The Making of Monuments

The Making of Monuments

October 3, 2023

Monuments stand to commemorate what is important to a community, telling a story about the people they represent. But who gets to decide what stories are told? And what happens when the values of a community change, and when the community itself changes?

This summer, the IHC brought together eight local teachers, three history Ph.D. students, and community partners at the Santa Barbara Trust for Historic Preservation to create lessons for elementary school students around questions of history, memory, and representation, organized around a statue of a Spanish king located at the Santa Barbara Presidio.

The week-long workshop consisted of daily meetings, discussions, and collaborations in small groups. Working with graduate students, teachers explored the meaning and importance of monuments and then used these insights to design activities to encourage students to recognize and reconsider the monuments in their communities.

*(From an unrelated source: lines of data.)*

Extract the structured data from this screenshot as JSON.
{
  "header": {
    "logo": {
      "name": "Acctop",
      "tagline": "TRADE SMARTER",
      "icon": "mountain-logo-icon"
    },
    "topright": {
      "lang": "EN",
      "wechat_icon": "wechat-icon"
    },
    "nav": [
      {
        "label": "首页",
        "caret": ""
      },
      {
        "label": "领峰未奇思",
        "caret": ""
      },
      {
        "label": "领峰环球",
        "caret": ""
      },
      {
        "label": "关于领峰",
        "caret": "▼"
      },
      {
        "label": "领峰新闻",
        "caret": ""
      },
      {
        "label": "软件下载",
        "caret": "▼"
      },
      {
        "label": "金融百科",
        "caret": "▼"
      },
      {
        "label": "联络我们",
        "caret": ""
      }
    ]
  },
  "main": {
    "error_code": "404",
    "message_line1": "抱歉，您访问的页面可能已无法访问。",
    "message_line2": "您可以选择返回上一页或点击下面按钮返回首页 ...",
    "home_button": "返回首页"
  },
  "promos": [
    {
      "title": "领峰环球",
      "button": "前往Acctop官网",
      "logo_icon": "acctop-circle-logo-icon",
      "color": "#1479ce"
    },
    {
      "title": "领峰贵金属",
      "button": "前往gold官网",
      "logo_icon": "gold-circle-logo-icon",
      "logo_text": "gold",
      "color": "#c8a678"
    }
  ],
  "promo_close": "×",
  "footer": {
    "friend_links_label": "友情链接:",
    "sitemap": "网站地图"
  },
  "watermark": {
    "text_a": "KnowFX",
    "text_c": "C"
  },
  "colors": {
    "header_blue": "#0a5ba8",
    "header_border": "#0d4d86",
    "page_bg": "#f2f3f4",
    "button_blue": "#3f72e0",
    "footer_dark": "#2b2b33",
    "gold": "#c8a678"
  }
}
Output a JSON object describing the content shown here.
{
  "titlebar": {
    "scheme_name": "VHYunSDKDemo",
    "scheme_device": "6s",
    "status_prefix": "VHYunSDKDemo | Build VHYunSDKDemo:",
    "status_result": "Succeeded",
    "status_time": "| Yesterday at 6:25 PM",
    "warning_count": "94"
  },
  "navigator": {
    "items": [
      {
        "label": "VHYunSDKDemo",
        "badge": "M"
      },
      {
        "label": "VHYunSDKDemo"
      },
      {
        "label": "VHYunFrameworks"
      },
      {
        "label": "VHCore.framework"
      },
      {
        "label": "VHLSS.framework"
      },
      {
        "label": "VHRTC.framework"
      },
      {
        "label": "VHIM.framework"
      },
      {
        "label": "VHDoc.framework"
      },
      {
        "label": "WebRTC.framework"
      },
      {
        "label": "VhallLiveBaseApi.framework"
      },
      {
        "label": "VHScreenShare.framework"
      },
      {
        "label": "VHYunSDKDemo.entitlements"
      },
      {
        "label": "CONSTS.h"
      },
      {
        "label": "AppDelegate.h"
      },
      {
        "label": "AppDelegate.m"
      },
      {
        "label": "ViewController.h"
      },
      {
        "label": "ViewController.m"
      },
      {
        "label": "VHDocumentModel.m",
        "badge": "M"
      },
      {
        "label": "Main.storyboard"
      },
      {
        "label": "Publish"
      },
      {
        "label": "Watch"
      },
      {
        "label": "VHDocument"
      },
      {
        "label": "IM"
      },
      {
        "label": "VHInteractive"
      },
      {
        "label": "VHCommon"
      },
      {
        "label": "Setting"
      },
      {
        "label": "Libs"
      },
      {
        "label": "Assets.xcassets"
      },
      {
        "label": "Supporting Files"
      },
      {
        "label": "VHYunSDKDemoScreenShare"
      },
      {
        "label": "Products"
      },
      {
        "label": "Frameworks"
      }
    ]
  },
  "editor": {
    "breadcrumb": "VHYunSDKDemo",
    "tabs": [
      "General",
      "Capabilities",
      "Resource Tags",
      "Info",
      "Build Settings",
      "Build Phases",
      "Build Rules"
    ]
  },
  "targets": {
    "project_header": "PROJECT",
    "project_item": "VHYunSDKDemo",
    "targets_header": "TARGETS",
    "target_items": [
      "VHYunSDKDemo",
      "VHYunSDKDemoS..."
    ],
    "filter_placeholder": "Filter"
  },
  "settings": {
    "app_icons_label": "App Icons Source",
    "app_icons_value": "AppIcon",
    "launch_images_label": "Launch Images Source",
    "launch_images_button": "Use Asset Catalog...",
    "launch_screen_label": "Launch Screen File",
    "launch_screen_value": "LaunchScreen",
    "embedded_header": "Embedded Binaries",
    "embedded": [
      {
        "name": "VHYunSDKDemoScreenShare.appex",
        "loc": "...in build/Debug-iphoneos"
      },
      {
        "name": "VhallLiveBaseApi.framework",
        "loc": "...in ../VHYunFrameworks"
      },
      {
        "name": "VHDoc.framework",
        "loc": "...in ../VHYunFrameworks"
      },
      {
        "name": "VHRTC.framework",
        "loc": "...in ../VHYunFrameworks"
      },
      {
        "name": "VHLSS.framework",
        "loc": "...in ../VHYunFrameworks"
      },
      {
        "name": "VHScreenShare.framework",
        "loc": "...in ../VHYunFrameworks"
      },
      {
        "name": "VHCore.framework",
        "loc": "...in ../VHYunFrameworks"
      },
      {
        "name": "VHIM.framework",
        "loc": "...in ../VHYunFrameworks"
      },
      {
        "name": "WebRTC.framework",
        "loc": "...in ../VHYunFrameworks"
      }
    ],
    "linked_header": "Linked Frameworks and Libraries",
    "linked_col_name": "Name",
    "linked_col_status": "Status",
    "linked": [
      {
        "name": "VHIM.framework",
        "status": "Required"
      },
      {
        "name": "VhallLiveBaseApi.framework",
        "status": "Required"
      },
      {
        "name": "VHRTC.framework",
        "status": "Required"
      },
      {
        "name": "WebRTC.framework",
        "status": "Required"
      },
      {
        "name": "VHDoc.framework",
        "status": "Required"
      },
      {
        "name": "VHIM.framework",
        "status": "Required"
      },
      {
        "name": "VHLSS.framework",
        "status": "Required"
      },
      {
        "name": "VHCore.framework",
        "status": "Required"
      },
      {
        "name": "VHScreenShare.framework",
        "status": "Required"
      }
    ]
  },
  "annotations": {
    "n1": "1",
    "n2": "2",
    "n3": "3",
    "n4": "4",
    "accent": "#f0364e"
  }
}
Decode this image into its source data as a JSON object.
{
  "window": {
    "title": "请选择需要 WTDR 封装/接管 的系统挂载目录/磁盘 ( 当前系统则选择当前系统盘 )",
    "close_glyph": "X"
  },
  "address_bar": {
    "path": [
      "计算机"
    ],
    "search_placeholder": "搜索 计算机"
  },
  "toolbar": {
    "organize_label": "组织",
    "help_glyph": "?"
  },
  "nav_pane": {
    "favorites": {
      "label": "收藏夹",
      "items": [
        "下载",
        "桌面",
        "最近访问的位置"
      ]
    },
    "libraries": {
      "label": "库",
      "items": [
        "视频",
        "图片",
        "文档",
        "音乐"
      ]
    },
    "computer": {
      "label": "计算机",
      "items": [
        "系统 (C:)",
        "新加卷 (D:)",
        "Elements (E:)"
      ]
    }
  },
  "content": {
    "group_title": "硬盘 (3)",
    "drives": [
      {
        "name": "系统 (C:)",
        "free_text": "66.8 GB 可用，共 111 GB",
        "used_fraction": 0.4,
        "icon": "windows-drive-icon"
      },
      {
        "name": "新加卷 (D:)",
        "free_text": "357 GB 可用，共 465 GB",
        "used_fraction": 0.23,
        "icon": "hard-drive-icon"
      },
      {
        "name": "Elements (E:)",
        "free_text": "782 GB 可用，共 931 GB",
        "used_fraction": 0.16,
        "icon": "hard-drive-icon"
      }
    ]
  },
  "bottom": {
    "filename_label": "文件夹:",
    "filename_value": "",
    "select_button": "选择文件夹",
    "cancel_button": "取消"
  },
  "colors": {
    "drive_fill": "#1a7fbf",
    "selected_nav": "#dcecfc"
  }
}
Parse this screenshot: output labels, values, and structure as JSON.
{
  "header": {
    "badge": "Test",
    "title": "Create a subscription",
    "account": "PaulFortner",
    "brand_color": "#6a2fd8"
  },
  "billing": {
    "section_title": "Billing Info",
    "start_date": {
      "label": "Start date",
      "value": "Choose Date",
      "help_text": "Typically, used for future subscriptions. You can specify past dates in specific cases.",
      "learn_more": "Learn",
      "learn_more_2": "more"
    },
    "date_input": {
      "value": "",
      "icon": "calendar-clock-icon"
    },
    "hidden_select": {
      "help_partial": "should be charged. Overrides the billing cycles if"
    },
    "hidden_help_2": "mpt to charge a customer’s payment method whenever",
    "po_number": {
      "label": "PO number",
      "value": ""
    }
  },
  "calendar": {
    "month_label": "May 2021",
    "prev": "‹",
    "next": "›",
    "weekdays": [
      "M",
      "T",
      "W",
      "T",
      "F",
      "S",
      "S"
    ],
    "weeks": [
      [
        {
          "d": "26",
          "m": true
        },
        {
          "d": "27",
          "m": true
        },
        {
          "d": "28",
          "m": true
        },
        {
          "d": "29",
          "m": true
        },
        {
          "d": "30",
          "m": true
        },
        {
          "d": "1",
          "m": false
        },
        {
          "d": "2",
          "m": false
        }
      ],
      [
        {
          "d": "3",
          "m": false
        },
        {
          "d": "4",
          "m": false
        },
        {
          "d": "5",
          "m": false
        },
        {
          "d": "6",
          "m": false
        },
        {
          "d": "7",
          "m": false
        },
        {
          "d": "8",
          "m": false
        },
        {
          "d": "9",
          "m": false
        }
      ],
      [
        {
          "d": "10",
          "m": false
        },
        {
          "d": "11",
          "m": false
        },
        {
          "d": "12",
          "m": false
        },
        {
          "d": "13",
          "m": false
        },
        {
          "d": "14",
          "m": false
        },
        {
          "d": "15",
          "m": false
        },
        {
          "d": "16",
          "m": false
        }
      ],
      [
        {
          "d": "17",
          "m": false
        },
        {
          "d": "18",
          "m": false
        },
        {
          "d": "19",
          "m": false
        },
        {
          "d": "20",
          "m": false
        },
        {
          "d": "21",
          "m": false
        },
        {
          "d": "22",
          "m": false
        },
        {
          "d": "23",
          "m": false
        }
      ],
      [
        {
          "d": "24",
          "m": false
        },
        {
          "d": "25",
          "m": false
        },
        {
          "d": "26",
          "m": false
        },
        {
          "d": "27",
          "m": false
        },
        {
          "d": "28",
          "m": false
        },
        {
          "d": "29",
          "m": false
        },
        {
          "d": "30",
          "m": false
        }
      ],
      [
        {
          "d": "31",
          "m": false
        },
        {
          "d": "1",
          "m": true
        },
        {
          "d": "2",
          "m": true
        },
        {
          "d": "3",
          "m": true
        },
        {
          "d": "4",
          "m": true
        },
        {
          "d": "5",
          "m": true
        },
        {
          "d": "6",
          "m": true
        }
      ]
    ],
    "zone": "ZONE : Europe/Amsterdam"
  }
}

Teachers got to know the statue of King Carlos III, the object of their study. Carlos III was the King of Spain when the Santa Barbara Presidio was founded in 1782. The statue was a gift to the city of Santa Barbara from King Juan Carlos I of Spain to commemorate the Presidio’s 200th anniversary. Initially installed near De La Guerra Plaza, it now stands in the courtyard at the Presidio, where it was relocated in 1992 following repeated defacements and calls for its removal. A tour of the Presidio and surrounding neighborhood helped teachers build on their understanding of the history of the community and put the statue in its local and historic context.

The Presidio Research Center archive was the next stop. The archive houses a variety of sources related to the statue, from newspaper clippings, to city council records, to correspondence with the King of Spain. From these firsthand accounts, teachers learned about the story that the statue was intended to tell and the controversy that ensued when it was initially installed and later relocated.

These archival materials became the primary sources for their lessons. Partnering with graduate students from the UCSB History Department, teachers developed creative approaches to bringing these sources into the classroom. In mock debates, travel brochures, letters to civic leaders, and artistic designs, students will now consider how these sources help them understand the statue and what it represents.

By the end of a week that teachers described as “amazing” and “inspiring,” each educator left with a deeper knowledge about the multilayered history of Santa Barbara, new connections with colleagues from across the school district, and exciting lesson plans to use in their classrooms this year.

The Making of Monuments project will continue throughout the 2023-24 school year. Field trips to the Presidio and the statue of Carlos III will complement lessons in the classroom. And a journey to the UCSB campus will provide students with the opportunity to apply their analytical skills to another statue, Gaucho Argentino, located at the Mosher Alumni House.

Students will finish the year with a new understanding of the significance of monuments and the stories they tell, as well as their relationship with the communities in which they reside. Students will also develop a stronger appreciation of their own power and responsibility as community members to preserve, change, or reimagine the monuments and stories that represent them.

The project is a collaboration between the IHC, educators from the Santa Barbara Unified School District, the Santa Barbara Trust for Historic Preservation (SBTHP), and graduate students from the UCSB History Department. The Making of Monuments was supported by a grant from the UCSB Office of Diversity, Equity, and Inclusion. The IHC would like to extend a special thank you to educators Jonathan Combs (Adams Elementary), Shalon Edwards (Santa Barbara Charter), Jen Griffith (Washington Elementary), Erin Mitchell (Adams Elementary), Donna Nelson (Adams Elementary), Elizabeth Oakley (Adams Elementary), Geraldine Salhuana (McKinley Elementary), and Jenny Witherell (Santa Barbara Charter). We also extend our thanks to our amazing colleagues at SBTHP: Executive Director Anne Peterson, Board Member Mia Lopez, Associate Director for Public Engagement Kevin McGarry, and Director of Presidio Research Center Dez Alaniz. Thank you also to our skilled and enthusiastic graduate students Emma Bianco, Casey Haughin-Scasny, and Dana Hughes for their outstanding contributions to the project.